Construction National

Magazine, Online Directory and Web Design Service

Sun21072019

Last updateThu, 18 Jul 2019 4pm

Safety watchdog challenges construction industry to learn from London 2012

Britain’s safety watchdog is challenging the construction industry to learn from the London 2012 construction project and improve the safety record of one of the most dangerous occupations in Britain.

 

The Health and Safety Executive‘s Leadership and worker involvement on the Olympic Park research, published today, shows how the Olympic Delivery Authority (ODA) adopted an inclusive no scapegoating approach to managing risks that could be adapted to any project – irrespective of its size or budget. It is the first in a series of research reports that HSE will publish as part of the London 2012 Learning Legacy.

HSE started working with the ODA soon after London was awarded the 2012 Olympic and Paralympic Games and set out very clear targets of what standards were expected, encouraging strong leadership and sharing of good practice. The ODA’s top level commitment to health and safety was made clear from the outset and helped create a safe working environment for the thousands of workers on site.

The London 2012 Games construction project has shown that building projects on time and within budget does not mean compromising on the health and safety of your workers.  HSE has received reports of only 114 injuries and eight dangerous occurrences that occurred during the 66 millions hours of work, as of October 2011.

Stephen Williams, HSE’s Director for London 2012, said:

“The report shows how strong leadership and worker involvement are key to a safer working environment. The ODA’s creation of a no scapegoating culture allowed workers to raise issues without fear of reprisal, learning lessons to apply across the site and reducing the risk in hazardous activities.

“The construction industry has for many years been one of the most dangerous in which to earn a living. London 2012 is important because it shows it doesn't have to be that way. No matter what size your organisation, no matter what size your project, small changes in the way you operate can have a huge impact on the health and safety of your workers. 

I want the rest of the construction industry to follow London’s lead.

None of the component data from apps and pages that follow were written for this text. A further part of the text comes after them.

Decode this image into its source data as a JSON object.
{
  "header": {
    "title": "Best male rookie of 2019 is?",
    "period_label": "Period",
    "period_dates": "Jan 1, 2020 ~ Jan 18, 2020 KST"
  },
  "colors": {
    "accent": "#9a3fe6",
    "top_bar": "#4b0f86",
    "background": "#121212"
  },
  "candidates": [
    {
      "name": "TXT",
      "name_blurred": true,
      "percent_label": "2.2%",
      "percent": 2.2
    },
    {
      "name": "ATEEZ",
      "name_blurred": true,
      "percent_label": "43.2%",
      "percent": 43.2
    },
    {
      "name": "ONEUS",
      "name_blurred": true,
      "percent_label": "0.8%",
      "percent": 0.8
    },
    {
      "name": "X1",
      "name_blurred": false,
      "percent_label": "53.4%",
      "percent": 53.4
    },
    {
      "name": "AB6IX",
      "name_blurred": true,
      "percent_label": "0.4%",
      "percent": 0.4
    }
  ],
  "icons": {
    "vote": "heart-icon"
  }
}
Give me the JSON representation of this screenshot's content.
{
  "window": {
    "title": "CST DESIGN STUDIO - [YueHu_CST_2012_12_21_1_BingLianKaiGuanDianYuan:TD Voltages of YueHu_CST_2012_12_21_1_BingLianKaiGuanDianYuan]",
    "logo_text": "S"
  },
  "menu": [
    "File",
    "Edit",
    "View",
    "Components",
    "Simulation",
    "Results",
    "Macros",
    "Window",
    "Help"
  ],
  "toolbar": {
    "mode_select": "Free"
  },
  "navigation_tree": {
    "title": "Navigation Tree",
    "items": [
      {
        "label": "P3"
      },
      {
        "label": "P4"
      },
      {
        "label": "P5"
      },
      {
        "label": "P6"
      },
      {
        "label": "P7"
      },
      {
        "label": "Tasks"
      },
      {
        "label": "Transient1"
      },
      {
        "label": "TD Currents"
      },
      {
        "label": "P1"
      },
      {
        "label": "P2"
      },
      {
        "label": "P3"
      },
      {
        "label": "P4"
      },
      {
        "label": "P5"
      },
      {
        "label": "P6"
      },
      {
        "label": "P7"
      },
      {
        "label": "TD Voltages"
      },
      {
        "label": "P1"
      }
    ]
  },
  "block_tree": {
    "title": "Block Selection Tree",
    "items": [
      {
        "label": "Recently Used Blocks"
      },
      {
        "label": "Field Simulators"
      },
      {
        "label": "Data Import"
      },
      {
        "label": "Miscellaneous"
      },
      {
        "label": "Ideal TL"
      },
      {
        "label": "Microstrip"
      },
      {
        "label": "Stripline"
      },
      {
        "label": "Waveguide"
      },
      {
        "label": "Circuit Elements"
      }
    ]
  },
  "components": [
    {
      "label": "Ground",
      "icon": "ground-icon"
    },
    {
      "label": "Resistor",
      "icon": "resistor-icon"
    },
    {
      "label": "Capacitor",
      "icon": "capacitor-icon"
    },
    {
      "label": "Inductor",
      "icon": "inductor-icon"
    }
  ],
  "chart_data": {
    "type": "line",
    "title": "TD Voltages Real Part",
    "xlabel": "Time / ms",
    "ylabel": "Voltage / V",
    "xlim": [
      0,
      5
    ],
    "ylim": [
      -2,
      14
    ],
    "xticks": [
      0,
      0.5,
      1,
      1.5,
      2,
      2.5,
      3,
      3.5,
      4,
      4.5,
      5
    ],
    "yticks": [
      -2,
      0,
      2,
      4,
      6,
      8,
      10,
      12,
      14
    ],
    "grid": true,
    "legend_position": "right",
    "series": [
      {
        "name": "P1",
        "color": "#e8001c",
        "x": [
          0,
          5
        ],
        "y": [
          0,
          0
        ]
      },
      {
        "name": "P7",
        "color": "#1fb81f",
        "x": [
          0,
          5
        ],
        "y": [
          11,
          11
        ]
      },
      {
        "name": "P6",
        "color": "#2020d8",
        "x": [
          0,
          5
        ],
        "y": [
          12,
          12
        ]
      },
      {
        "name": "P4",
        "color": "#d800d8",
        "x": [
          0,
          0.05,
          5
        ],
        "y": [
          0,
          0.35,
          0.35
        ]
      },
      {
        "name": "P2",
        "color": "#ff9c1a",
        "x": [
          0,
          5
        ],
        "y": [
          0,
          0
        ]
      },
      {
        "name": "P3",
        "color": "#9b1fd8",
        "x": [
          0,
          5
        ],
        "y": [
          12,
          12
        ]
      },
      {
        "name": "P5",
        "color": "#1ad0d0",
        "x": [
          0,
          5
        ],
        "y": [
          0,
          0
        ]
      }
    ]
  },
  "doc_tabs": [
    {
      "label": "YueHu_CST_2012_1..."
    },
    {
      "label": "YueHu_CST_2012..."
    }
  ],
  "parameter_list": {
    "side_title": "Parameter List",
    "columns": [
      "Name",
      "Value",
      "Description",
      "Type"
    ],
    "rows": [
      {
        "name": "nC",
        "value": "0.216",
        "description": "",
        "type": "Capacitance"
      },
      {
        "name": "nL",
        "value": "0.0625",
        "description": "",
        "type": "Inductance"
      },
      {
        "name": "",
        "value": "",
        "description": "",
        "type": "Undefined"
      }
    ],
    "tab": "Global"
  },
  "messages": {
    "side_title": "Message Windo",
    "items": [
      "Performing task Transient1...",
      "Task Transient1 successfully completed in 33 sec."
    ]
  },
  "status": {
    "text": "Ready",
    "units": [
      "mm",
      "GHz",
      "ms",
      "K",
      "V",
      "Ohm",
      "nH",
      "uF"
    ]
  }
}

"London 2012 is entering the final stages of preparation and it is important that all those involved continue to manage risks sensibly until the whole project is across the finishing line.”